Listen to "Nothing To See" here:
Keep It Cheap
Keep It Cheap
Eric 'Dr. Dunks' Duncan (COMBI / Still Going / Rub 'n' Tug etc) launches his new Keep It Cheap imprint, the winner here being the Dolly Parton edit that Harvey’s been caning for a while now. Hot!
Conrad Schnitzler's Zug is one of the most important and one of the first electronic minimalist works that was published in the 1970s. Almost simultaneously with Kraftwerk's groundbreaking Autobahn, "Zug" appeared on the legendary The Red Cassette (1973). Wire wrote about Zug: "Kraftwerk might have used similar methods to create rhythm, but three decades on, it still sounds like the future." As an original member of Tangerine Dream (1969-1970) and a founding member of Kluster, Conrad Schnitzler is a creator of milestones in the history of electronic popular music. This release is rounded off with remixes by Con (1978) fan Stefan Betke aka Pole and Borngräber & Strüver. Pole and Kassian Troyer (Radian) have mastered the record, so the best quality is guaranteed.

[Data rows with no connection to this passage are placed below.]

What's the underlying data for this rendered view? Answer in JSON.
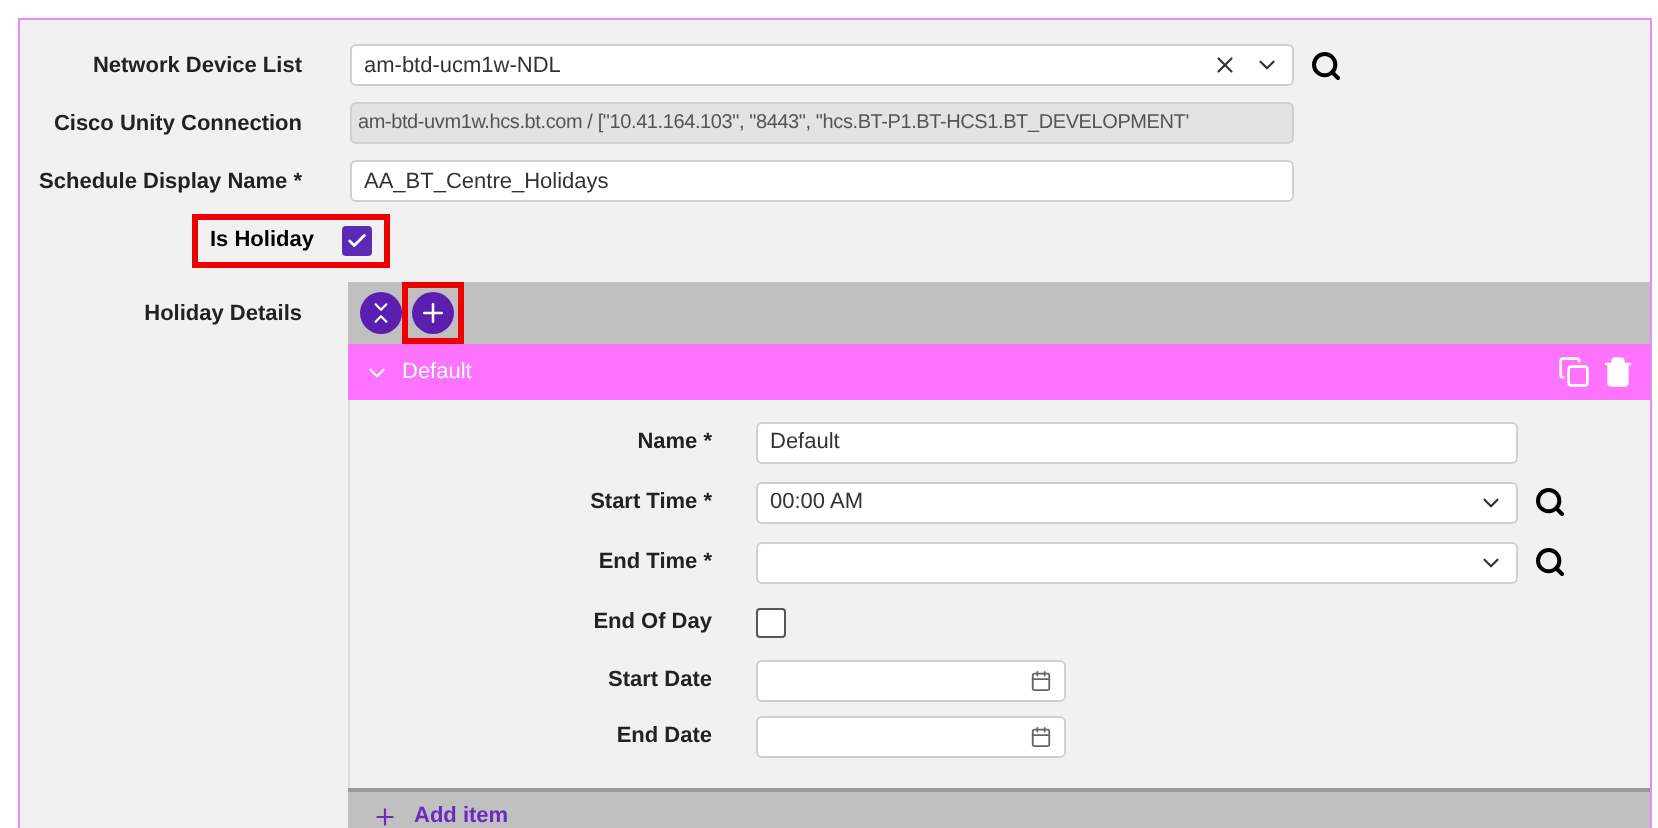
{
  "fields": [
    {
      "kind": "select",
      "label": "Network Device List",
      "value": "am-btd-ucm1w-NDL"
    },
    {
      "kind": "readonly",
      "label": "Cisco Unity Connection",
      "value": "am-btd-uvm1w.hcs.bt.com  /  [\"10.41.164.103\", \"8443\", \"hcs.BT-P1.BT-HCS1.BT_DEVELOPMENT'"
    },
    {
      "kind": "text",
      "label": "Schedule Display Name *",
      "value": "AA_BT_Centre_Holidays"
    },
    {
      "kind": "checkbox",
      "label": "Is Holiday",
      "checked": true,
      "highlighted": true
    }
  ],
  "holiday_details": {
    "label": "Holiday Details",
    "add_highlighted": true,
    "items": [
      {
        "title": "Default",
        "expanded": true,
        "fields": [
          {
            "kind": "text",
            "label": "Name *",
            "value": "Default"
          },
          {
            "kind": "time",
            "label": "Start Time *",
            "value": "00:00 AM"
          },
          {
            "kind": "time",
            "label": "End Time *"
          },
          {
            "kind": "checkbox",
            "label": "End Of Day",
            "checked": false
          },
          {
            "kind": "date",
            "label": "Start Date"
          },
          {
            "kind": "date",
            "label": "End Date"
          }
        ]
      }
    ],
    "add_item": "Add item"
  }
}
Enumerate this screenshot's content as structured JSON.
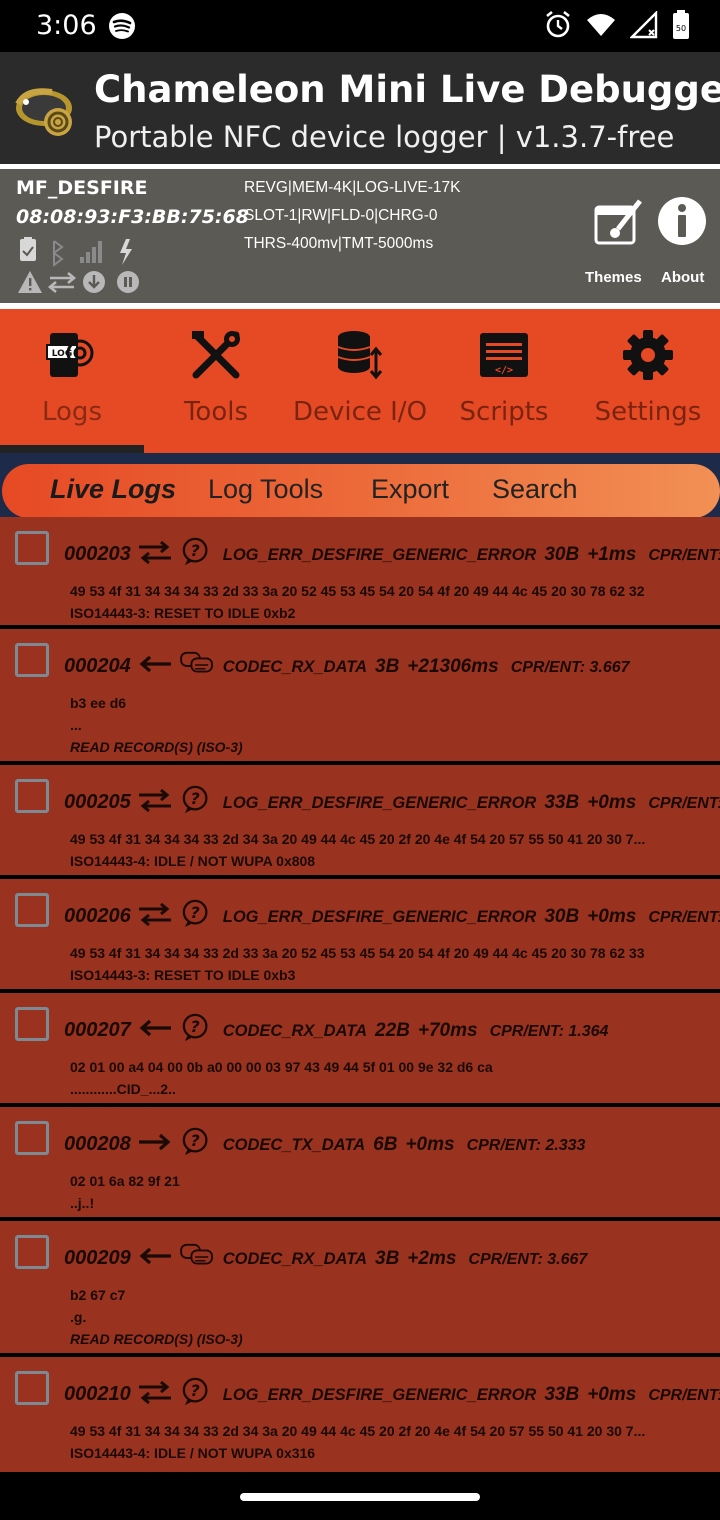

Our friend Alex Krueger, aka Tigerskin, aka Dub Taylor, was here in LA for a recent gig and stopped by Amoeba; here's what he picked up...